The team as a whole finished 26th in batting average, 16th in on base percentage, 19th in slugging percentage, and 22nd in runs scored.
Kosuke Fukudome hit .259, Alfonso Soriano hit .241, Mike Fontenot hit .236, Geovany Soto hit .218, and Milton Bradley hit .257.
Where the problem may lie for 2010 is that the lineup remains largely unchanged.
This isn't necessarily a bad thing, though. After all, it is quite possible that Jim Hendry and Lou Piniella are right in thinking that 2009 was simply a season of offensive underperformance by most of the lineup.
If so, the guys just need to bounce back to the levels that their capable of performing at and have performed at in the past.
This spring, the first four of the previously listed players hit .259, .259, .355, and .216, respectively.
Marlon Byrd, Tyler Colvin, and Xavier Nady, all of whom are replacing Bradley to some extent, hit .302, .468, and .176 this spring.
Although spring training stats aren't always indicative of true progression (or regression), they might provide some insight into which way the players are trending up to this point.
As you can tell, most of the averages are an improvement over last season, with only a few staying the same or regressing.
If Derrek Lee and Aramis Ramirez perform like they did last year stay healthy the whole season, the rest of the division will be sweating.
In truth, the entire offense could see a sizable surge in production if everyone else were to improve slightly and these two were to stay healthy all season.
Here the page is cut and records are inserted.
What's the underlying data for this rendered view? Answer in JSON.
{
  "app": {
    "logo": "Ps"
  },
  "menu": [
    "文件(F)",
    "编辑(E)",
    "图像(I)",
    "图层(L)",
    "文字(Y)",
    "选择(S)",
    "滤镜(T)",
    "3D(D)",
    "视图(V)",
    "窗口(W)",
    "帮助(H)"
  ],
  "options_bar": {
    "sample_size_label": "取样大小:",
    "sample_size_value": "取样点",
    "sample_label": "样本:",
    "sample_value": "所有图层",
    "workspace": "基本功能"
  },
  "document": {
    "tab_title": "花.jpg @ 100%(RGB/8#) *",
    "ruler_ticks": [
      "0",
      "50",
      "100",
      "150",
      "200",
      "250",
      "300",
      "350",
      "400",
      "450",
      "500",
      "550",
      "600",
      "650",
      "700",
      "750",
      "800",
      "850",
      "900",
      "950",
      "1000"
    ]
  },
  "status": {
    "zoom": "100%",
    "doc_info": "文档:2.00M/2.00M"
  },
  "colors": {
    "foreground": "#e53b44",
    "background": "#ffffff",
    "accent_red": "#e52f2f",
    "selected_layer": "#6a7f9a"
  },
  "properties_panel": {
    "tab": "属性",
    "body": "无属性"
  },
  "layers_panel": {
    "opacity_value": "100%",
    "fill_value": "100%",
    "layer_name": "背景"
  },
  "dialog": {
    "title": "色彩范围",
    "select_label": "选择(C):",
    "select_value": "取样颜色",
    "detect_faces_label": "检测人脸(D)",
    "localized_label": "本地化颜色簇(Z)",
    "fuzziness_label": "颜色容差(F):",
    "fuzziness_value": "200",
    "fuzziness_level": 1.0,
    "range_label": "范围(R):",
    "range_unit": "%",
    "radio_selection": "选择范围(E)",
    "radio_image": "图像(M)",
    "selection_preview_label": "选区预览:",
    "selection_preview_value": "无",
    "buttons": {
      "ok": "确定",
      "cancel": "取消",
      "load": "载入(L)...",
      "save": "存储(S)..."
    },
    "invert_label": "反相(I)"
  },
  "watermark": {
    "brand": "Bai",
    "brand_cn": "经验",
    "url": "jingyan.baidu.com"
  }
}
Maybe there's hope or maybe I'm building a false sense of security.
Only time will tell which way is true.